A quick re-cap - Turritopsis nutricula. The Immortal jellyfish, said to be biologically immortal. Now, this doesn't mean that it's immune to disease or injury, but it is immune to the leading cause of death: aging. That's because it can revert back to the polyp stage even after it reaches sexual maturity. In essence, it can stay alive forever, since every time it grows up, its cells undergo transdifferentiation to become young and sexually immature again. That's one way to live forever. So if this special jellyfish can do it, why can't we?
It's a complicated question, and scientists think the answers may be deep within the nuclei of our cells, where the building blocks of life are stored. See, every time one cell replicates to become two, its DNA also has to replicate. And when it does that, little bits at the end break off. These areas are called telomeres, and they're there for that very reason: to buffer against breakage when DNA replicates, so the important bits don't get lost. But eventually, after enough replication, the telomeres get broken off too. It's called the Hayflick limit, named for Leonard Hayflick, the first dude to notice that there's a finite number of times a cell can divide. But if we can use special enzymes, like telomerase, to increase the life of the telomere, we may also be able to prolong the life of the cell.
The building blocks of life? or the specific water stored in the cells themselves?

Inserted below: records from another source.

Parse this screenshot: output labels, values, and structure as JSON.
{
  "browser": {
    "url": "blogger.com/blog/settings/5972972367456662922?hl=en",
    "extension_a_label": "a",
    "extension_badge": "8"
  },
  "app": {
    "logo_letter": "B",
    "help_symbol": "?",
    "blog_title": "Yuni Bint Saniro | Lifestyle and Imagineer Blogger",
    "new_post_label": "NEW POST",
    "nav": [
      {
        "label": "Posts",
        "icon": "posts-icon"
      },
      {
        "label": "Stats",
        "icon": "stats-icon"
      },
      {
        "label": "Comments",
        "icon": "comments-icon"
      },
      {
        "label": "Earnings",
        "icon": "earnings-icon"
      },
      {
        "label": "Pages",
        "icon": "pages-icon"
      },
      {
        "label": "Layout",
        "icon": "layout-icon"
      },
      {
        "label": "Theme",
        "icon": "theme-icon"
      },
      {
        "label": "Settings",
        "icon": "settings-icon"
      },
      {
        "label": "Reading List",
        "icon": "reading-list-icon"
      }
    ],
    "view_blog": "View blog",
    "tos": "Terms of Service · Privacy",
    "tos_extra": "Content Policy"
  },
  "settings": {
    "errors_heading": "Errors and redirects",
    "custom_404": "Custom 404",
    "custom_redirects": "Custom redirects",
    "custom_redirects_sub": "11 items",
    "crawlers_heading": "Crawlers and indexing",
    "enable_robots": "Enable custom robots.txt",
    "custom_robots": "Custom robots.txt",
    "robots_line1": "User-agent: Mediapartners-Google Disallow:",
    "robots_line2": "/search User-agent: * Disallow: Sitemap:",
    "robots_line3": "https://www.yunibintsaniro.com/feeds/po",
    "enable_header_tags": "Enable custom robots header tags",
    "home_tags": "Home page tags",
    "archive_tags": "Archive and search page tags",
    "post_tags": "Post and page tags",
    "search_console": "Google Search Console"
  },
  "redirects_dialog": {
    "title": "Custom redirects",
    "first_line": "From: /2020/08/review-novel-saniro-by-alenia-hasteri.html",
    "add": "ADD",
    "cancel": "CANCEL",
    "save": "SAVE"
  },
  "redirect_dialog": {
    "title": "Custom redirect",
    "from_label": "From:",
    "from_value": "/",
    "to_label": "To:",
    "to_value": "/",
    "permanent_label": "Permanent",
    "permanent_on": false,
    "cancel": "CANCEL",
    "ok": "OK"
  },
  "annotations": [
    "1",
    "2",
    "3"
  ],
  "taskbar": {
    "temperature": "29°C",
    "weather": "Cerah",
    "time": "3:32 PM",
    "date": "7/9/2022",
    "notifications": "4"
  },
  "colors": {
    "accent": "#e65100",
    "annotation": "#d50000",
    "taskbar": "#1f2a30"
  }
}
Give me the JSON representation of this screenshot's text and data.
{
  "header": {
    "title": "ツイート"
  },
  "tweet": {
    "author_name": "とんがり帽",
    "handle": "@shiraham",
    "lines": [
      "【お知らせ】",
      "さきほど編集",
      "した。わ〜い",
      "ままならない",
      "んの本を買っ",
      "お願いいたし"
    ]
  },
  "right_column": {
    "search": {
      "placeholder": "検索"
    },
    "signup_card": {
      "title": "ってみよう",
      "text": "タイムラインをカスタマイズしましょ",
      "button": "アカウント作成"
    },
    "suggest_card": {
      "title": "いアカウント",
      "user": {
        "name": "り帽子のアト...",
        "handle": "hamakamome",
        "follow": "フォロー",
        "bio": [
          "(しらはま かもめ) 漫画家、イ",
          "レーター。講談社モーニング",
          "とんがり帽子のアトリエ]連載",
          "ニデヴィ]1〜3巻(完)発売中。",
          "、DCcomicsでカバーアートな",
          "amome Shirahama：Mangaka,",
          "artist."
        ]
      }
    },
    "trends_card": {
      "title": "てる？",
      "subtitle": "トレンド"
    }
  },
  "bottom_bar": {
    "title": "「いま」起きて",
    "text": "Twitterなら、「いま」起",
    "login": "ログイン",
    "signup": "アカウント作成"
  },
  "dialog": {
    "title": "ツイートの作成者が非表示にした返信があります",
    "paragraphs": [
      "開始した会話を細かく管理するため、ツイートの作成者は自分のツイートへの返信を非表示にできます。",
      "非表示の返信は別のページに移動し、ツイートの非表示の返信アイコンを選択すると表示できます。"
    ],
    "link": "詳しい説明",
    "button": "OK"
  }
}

With the ability mentioned above, theoretically the same water in those cells has been stored, like Vostok's water, for millions of years.
A roving, mobile version of Vostok and other life reserves, just in case?